To variable drive high power LED's you need variable current output in your case 1A drive.

That's why a say controll the PSU at the 0-10 volt signal port and not the leds.. :)
That's why a say controll the PSU at the 0-10 volt signal port and not the leds.. :)

zozo, I'm not entirely sure what you're suggesting :(

If your main interest is dimming high power leds with an analogue signal, then it looks like the driver in the picture would be fine (looks like it is a constant current driver - so is designed for exactly that:)).

Alternatively, I used Meanwell LDD-1000L drivers - which only accept a PWM signal for dimming - but the LDD-1000H driver will accept a PWM or analog dimming control signal. It dims in the range 0 - 2.5v and I think is a drop in replacement for the LDD-1000L.

regards, Mark
zozo, I'm not entirely sure what you're suggesting :(

If your main interest is dimming high power leds with an analogue signal, then it looks like the driver in the picture would be fine (looks like it is a constant current driver - so is designed for exactly that:)).

regards, Mark

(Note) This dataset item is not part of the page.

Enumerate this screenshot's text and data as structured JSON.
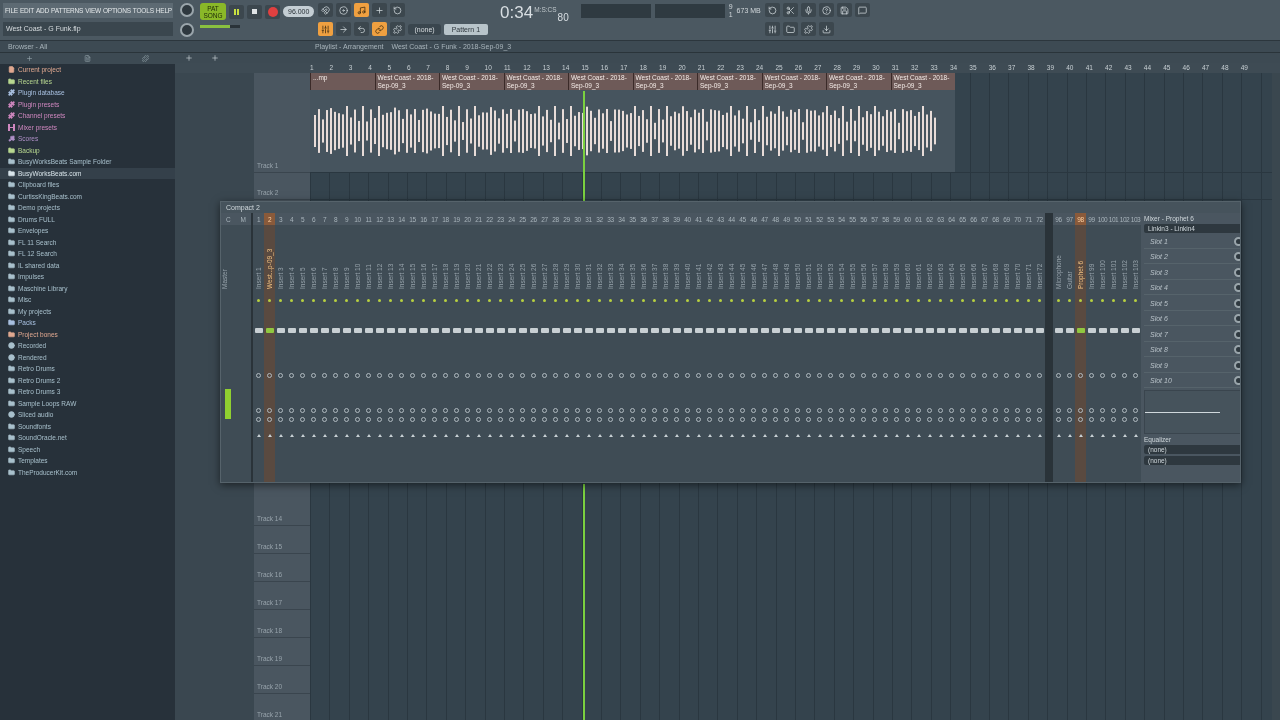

Yup thats exactly what i mean if the these drivers are dimable with a constant DC controller it could be done.. For Example i run my aquarium filter with a DC 12 Volts waterpump. I use a DC 12 volt motor controller to regulate the pump. If i measure the moter controllers output i run my pump now on 6.5 volts at 50% power. I can dim ledstrips with the same motor controller as i use for my pump without any problems, it's doing the same as a led controller it drops the voltage. So obviously i could dim the pump also with a led controler.

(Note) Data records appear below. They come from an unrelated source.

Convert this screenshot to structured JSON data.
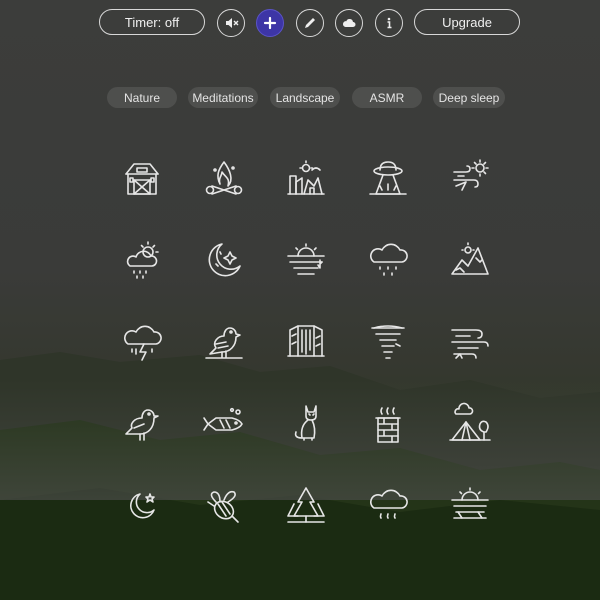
{
  "toolbar": {
    "timer_label": "Timer: off",
    "upgrade_label": "Upgrade",
    "icons": [
      "speaker-muted-icon",
      "plus-icon",
      "pencil-icon",
      "cloud-icon",
      "info-icon"
    ]
  },
  "categories": [
    "Nature",
    "Meditations",
    "Landscape",
    "ASMR",
    "Deep sleep"
  ],
  "sounds": [
    "barn-icon",
    "campfire-icon",
    "city-icon",
    "ufo-icon",
    "wind-sun-icon",
    "sun-rain-cloud-icon",
    "moon-stars-icon",
    "sunset-water-icon",
    "rain-cloud-icon",
    "mountain-sun-icon",
    "thunderstorm-icon",
    "bird-icon",
    "waterfall-icon",
    "tornado-icon",
    "wind-lines-icon",
    "songbird-icon",
    "fish-icon",
    "cat-icon",
    "chimney-smoke-icon",
    "tent-camping-icon",
    "crescent-moon-star-icon",
    "bee-icon",
    "forest-trees-icon",
    "light-rain-cloud-icon",
    "beach-sunset-icon"
  ],
  "colors": {
    "accent": "#3d35a6",
    "icon": "#e6e6e6"
  }
}
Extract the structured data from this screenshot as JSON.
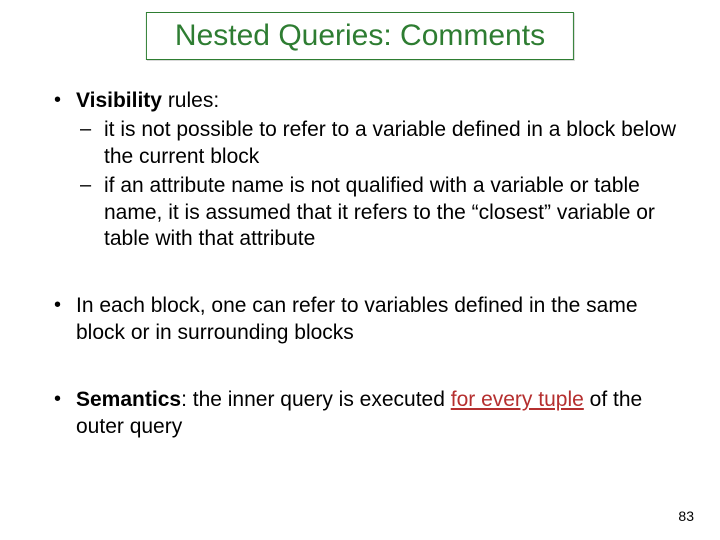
{
  "title": "Nested Queries: Comments",
  "bullets": {
    "b1": {
      "strong": "Visibility",
      "rest": " rules:",
      "sub1": "it is not possible to refer to a variable defined in a block below the current block",
      "sub2": "if an attribute name is not qualified with a variable or table name, it is assumed that it refers to the “closest” variable or table with that attribute"
    },
    "b2": "In each block, one can refer to variables defined in the same block or in surrounding blocks",
    "b3": {
      "strong": "Semantics",
      "mid1": ": the inner query is executed ",
      "red": "for every tuple",
      "mid2": " of the outer query"
    }
  },
  "page_number": "83"
}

If the power suply (driver) is dimable with DC 0-10 volt input signal port then the driver should be als dimable with a dc led or dc motor controller. It's sold as a motor controller if you ask for a motor controller, but it's just a constant steady voltage regulator.

The programmable led controller does the same, it only regulates the constant voltage to dim the strips it puts out about constant 6 volts to dim the strips 50% and about 3 volts to dim them 25%. Then you only have to recalculate what 6 volts or 3 volts does on 0-10 volt signal port on the led driver and so on.

In theory thinking out of the box this should work, but i just dont have a driver like that available now, so i cant test it..
Someone already did it and it works.. Here is the vid (Rob Bor's yt channel).

But it works other way around, if timer controller is 100% output the leds are off, if timer controler is 0% output leds are 100% on.. This by controlling the pwm drivers with the tc420 instead.